Voces8 is a group of young singers, comprising two sopranos, two counter-tenors, two tenors, a baritone and a bass. The ensemble was founded as long ago as 2003 and has several previous recordings to its credit but this is the first time I’ve heard them. On the evidence of this disc I think I’d describe them, for ease of reference, as akin to a mixed-voice version of The King’s Singers. Certainly, like that ensemble, they offer polished and well-nigh flawless singing. The tone, however, seems rather ‘white’; frequently I found myself longing for a bit less studied technical perfection and a bit more by way of grit and feeling; much of this disc seems too
smooth and effortless.
Once in Royal David’s City
opens the proceedings. To my ears the chosen speed is desperately slow – only three verses are sung – and the singing seems self-consciously moulded. The close harmonies of Thomas Hewitt Jones’ arrangement in the final verse seem a bit overdone to me. There are three arrangements by Jim Clements. His way with Away in a Manger
is too sweet and sentimental, I feel. The arrangement of I Wonder as I Wander
is nice though I do wonder if it’s too sophisticated for such a simple piece; the arrangement rather over-wraps the music.
On the other hand the Magnificat by Praetorius comes off rather well. The music is nicely paced and the parts are flawlessly balanced. We hear more Praetorius later in the programme. Voces8 inject some welcome vigour into his setting of In Dulci Jubilo
and I couldn’t help but note that they managed this without sacrificing any of their perfection of ensemble; if only they had ‘let go’ like this in a few more items – including some of the slower ones. Eventually I decided to make a comparison and played their performance of Mouton’s exquisite, timeless Nesciens Mater
, following it up with a recent recording of the same piece by The Tallis Scholars (review
). The Voces8 performance hasn’t a hair out of place and their singing is expertly controlled. Heard in isolation it’s pretty good, if a little soulless. However, turn to The Tallis Scholars and it’s easy to hear what’s missing from Voces8. For one thing The Tallis Scholars, also fielding eight singers, produce a richer sound. More than that, however, there’s more warmth and expression in their performance; you feel the phrases are leading somewhere and not just being delivered as perfectly as possible. For me, the choice is clear. In fairness, however, I ought to say that I played both recordings ‘blind’ to my wife and she preferred the Voces8 performance.
There are a few pieces that one usually hears sung by larger ensembles. One such is the Górecki. This is taken at a fairly fleet speed and I have to say that hearing it at this pace and sung by just eight singers rather diminishes the piece despite the technically flawless singing. To be sure, the small forces and perfect balance mean that every detail of Górecki’s piece can be heard clearly but I feel one pays a price for this clarity. The two Poulenc Christmas motets also benefit from the clarity in that every strand of Poulenc’s textures and every little harmonic quirk emerge probably more clearly than one has ever heard before. However, I’m not sure that the spirit of the music is properly conveyed.
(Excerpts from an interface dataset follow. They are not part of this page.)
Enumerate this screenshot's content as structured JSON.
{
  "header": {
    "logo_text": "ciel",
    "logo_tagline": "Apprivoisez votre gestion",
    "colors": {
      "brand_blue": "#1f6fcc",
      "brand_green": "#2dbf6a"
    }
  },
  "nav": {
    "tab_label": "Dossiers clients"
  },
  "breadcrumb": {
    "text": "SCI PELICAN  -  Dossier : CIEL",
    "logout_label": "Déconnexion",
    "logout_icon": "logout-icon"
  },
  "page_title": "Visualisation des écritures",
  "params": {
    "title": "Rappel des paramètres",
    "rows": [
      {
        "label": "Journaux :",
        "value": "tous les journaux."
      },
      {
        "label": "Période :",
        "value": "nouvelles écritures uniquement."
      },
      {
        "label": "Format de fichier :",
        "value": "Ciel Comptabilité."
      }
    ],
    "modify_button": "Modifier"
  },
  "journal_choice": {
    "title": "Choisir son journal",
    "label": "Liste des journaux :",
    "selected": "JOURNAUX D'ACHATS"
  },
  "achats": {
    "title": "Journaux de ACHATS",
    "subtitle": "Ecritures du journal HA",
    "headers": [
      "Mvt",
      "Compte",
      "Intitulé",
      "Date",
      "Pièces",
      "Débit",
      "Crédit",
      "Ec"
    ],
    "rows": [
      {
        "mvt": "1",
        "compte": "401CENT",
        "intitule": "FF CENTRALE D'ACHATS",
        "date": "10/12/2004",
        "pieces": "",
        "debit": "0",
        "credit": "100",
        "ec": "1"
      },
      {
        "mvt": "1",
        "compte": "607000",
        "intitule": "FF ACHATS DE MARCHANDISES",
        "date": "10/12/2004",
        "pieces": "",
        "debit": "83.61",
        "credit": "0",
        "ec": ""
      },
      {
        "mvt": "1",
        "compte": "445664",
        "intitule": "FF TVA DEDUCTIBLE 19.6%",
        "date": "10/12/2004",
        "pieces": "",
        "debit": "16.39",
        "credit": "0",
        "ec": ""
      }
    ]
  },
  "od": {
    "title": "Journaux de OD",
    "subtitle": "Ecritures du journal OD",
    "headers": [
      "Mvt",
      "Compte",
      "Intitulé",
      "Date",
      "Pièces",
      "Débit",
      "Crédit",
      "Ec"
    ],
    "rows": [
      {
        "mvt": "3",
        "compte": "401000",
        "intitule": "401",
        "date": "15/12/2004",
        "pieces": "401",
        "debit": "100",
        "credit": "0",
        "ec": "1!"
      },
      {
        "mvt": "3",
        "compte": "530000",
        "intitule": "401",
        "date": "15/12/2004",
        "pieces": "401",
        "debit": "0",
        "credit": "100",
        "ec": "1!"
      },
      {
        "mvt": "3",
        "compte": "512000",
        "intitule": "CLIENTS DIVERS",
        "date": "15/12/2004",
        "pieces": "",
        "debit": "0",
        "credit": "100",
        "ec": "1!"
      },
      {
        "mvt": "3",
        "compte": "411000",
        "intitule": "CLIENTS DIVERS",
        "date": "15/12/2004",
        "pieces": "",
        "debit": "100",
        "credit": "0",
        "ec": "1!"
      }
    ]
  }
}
In summary, these performances offer expert singing. However, in the booklet we are told that the programme “was conceived as a heart-warming selection of the ensemble’s favourite season
al music.” With the best will in the world I struggle to discern much in the singing that is “heart-warming”, despite its polish and technical accomplishment. The booklet itself I would describe as a “Designer product”. In particular, while I welcome the provision of texts these are printed in blue on a black background, which doesn’t make it very easy to read them. This disc may well appeal to some collectors but not to me, I’m afraid.